Feb. 4 2005
Washington, DC — We are disappointed that the U.S. Court of Appeals for the D.C. Circuit ruled today that the tobacco industry cannot be forced to disgorge billions in illegal profits if the federal government wins its civil racketeering lawsuit against the industry. This ruling eliminates one of many potential remedies in this case to hold the tobacco companies accountable for five decades of fraudulent business practices. However, it is vitally important to understand that the heart of the government's tobacco case still exists, and the trial judge still has the authority to impose other remedies that would fundamentally reform the tobacco industry's harmful practices and require the industry to pay billions of dollars to fund tobacco prevention and cessation programs. In fact, these remaining remedies hold the greatest potential for reducing the death and disease caused by tobacco use, the leading preventable cause of death in our country.

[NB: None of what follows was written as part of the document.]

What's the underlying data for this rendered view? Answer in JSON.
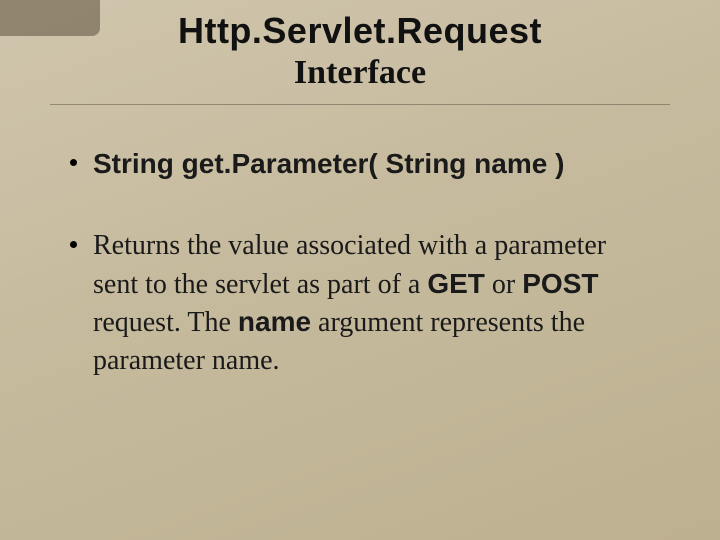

The tobacco industry and its allies may view today's ruling as an opportunity to seek a weak settlement of the case. The White House and the Department of Justice should resist such efforts and aggressively pursue the case with the goals of correcting the harm caused by the tobacco industry's wrongful actions and fundamentally changing the industry's harmful practices to protect the health of America's children and families in the future. Today's ruling should not be an excuse to let the tobacco industry off the hook for the wrongful practices that are the basis of this lawsuit, including marketing to children and concealing the health risks and addictiveness of its products. This ruling is not about the merits of the government's case, but about one of the many potential remedies that could be imposed if the government wins the case.
If the government wins the case, the civil racketeering statute grants the trial judge broad authority to fashion a judgment and remedies that fit the defendants' violation of the law. Among other things, the tobacco industry could be required to fund programs to keep kids from starting to smoke and help smokers quit. In a Louisiana case last year, a jury ordered tobacco companies to pay nearly $600 million to fund smoking cessation programs for that state's smokers. Effective, nationwide tobacco prevention and cessation programs would cost tens if not hundreds of billions of dollars.
The judge could also provide injunctive relief that can bring about fundamental reform in the industry's harmful practices. Non-financial remedies the government has indicated it could seek include additional restrictions on tobacco advertising, sponsorships, promotions and other marketing; elimination of deceptive terms like “light” and “low-tar” that have misled smokers into believing some cigarettes are safer than others; and disclosure of industry documents related to research, marketing, and other issues.
While disgorgement is important, it is by no means the only significant or even the most significant remedy available in the case. Today's ruling does not reduce the potential of the case to fundamentally change how the tobacco industry does business and require the industry to fund some of the most far-reaching tobacco prevention and cessation programs ever established in this country.